What about the rest of America?

One cannot exhaust such a subject in 450 pages. And it would be easy to point out gaps in the analysis and the journey. Let us simply indicate a few avenues that could extend this reading and renew our perspectives even more. First, on the notion of Americanization. It is always approached from the angle of the United States while we observe another process of Americanization, this time of continental scope, centuries before the creation of the United States: we think of the way in which, from Tierra del Fuego to California, the Spanish and Portuguese colonizations ended up suffering the backlash of a process of Americanization triggered by the waves of crossbreeding that responded to the multiple forms of Iberian expansion. Let us admit that we ignore this prehistory even if we realize today, in the context of a global history, that it marks the start of the globalizations that have followed one another since the end of the XVe century.

But why, since this is a “world history,” not extend the investigation by delving deeper into the effects of Americanization outside the United States? If “the hybridity of American cultural objects is an undeniable factor of Americanization” (p. 94), this hybridity appears in all the countries of the New World. How can we not think of Afro-Brazilian music when talking about American jazz? Are Iberian crossbreeds different from American crossbreeding? While today the original population Latina occupies ever more land on the soil of Gringolandia we want to question the impact of this progression on the destiny of Americanization. Rightly, the author devotes numerous analyzes to cinema. In a world history, the barely outlined trajectory of Mexican filmmaker Alejandro Gonzalez Iñarritu could have judiciously extended and updated the analysis of the transformations of cinematographic production by going off the beaten track (from Kurosawa to Sturges) to evoke the progress of Mexican filmmakers from the 1930s to the present.

Finally, it is possible that by comparing Americanization and Americanization, in other words phenomena as distant as the Americanization of Mexico in the 1950s and the Americanization of France or Belgium, we obtain a finer image of the processes involved. works to USA and the various modalities of their local reception. It would also be an opportunity to better distinguish what is “cultural” from the political, economic and financial issues that we usually associate with American imperialism.

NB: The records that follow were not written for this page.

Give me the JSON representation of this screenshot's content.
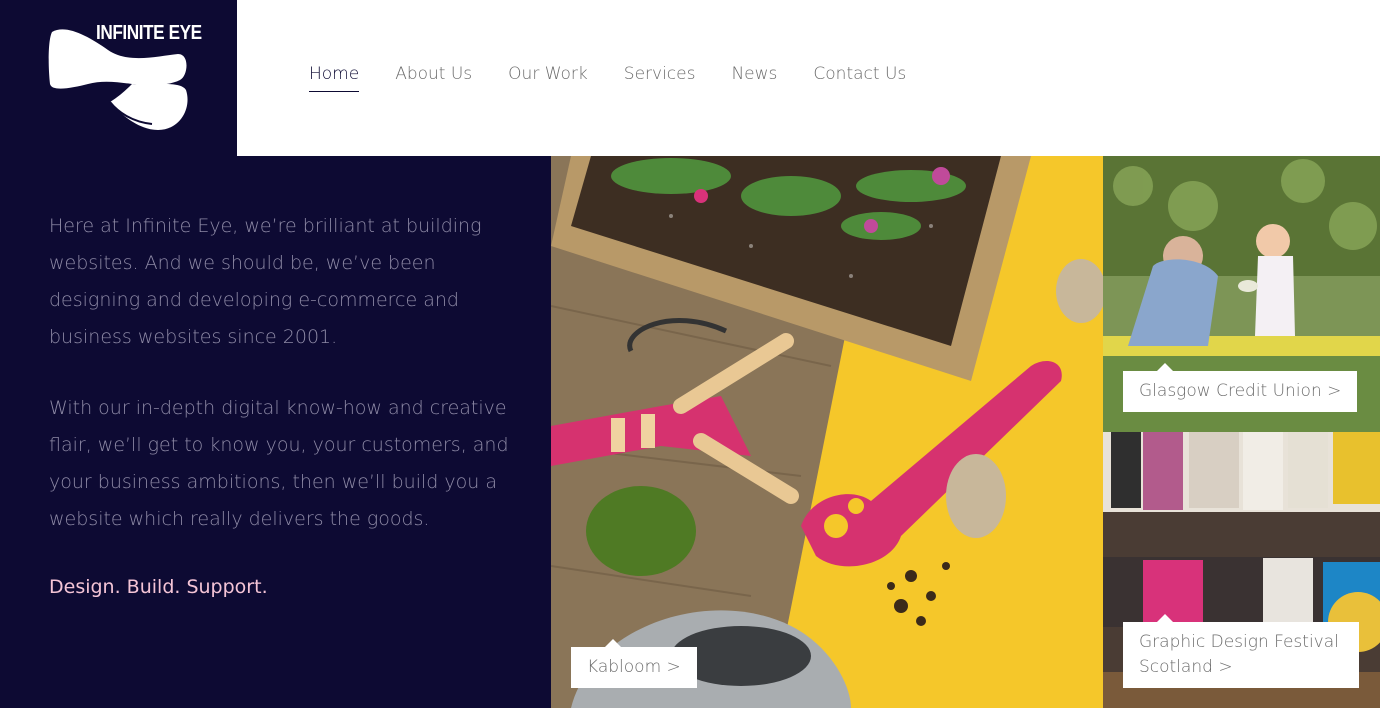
{
  "brand": {
    "name": "INFINITE EYE"
  },
  "nav": {
    "items": [
      {
        "label": "Home",
        "active": true
      },
      {
        "label": "About Us"
      },
      {
        "label": "Our Work"
      },
      {
        "label": "Services"
      },
      {
        "label": "News"
      },
      {
        "label": "Contact Us"
      }
    ]
  },
  "intro": {
    "paragraphs": [
      "Here at Infinite Eye, we’re brilliant at building websites. And we should be, we’ve been designing and developing e-commerce and business websites since 2001.",
      "With our in-depth digital know-how and creative flair, we’ll get to know you, your customers, and your business ambitions, then we’ll build you a website which really delivers the goods."
    ],
    "tagline": "Design. Build. Support."
  },
  "tiles": {
    "main": {
      "caption": "Kabloom >"
    },
    "gcu": {
      "caption": "Glasgow Credit Union >"
    },
    "gdf": {
      "caption": "Graphic Design Festival Scotland >"
    }
  },
  "colors": {
    "navy": "#0d0a33",
    "tagline": "#f4c4d6",
    "body_text": "#8e8aa6",
    "yellow": "#f5c72a",
    "magenta": "#d6326f"
  }
}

In fact, seriously considering all these issues and mechanisms would have doubled the volume of the work and it would have been necessary to mobilize other skills and move away from the angle chosen by the author. The planetarization of theAmerican Way of Life and its impasses are complex processes that require the consideration of multiple dynamics and temporalities on five continents. This work has the merit of opening the debate by providing us with a quantity of materials and reflections, without ever ceasing to be an enjoyable read or imposing on the reader the often emaciated jargon of the social sciences in their “Americanized” version.